::: EXERCISE DATA

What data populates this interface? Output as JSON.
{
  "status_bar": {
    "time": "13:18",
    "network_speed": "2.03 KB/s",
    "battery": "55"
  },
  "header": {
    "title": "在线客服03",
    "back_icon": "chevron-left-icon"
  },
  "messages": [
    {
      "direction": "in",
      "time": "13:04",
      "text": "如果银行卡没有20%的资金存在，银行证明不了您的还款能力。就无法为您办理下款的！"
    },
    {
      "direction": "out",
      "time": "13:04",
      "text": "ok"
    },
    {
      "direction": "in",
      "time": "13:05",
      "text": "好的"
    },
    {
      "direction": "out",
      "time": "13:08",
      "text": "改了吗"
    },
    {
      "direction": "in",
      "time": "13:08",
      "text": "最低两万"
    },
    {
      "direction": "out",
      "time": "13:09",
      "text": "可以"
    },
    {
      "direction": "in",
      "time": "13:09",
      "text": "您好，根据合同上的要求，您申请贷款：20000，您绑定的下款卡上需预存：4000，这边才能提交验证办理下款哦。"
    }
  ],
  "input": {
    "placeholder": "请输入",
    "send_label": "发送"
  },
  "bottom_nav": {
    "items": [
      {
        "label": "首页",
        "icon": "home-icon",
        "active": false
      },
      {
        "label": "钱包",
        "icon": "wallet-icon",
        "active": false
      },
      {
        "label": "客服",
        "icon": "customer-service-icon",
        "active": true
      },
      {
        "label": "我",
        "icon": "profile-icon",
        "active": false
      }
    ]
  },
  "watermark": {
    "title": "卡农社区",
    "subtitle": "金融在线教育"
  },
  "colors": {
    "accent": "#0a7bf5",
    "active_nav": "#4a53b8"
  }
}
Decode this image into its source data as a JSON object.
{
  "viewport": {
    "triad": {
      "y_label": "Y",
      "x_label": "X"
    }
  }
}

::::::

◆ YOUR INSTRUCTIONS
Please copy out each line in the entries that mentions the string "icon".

◆ FINISHED TASK
    "back_icon": "chevron-left-icon"
        "icon": "home-icon",
        "icon": "wallet-icon",
        "icon": "customer-service-icon",
        "icon": "profile-icon",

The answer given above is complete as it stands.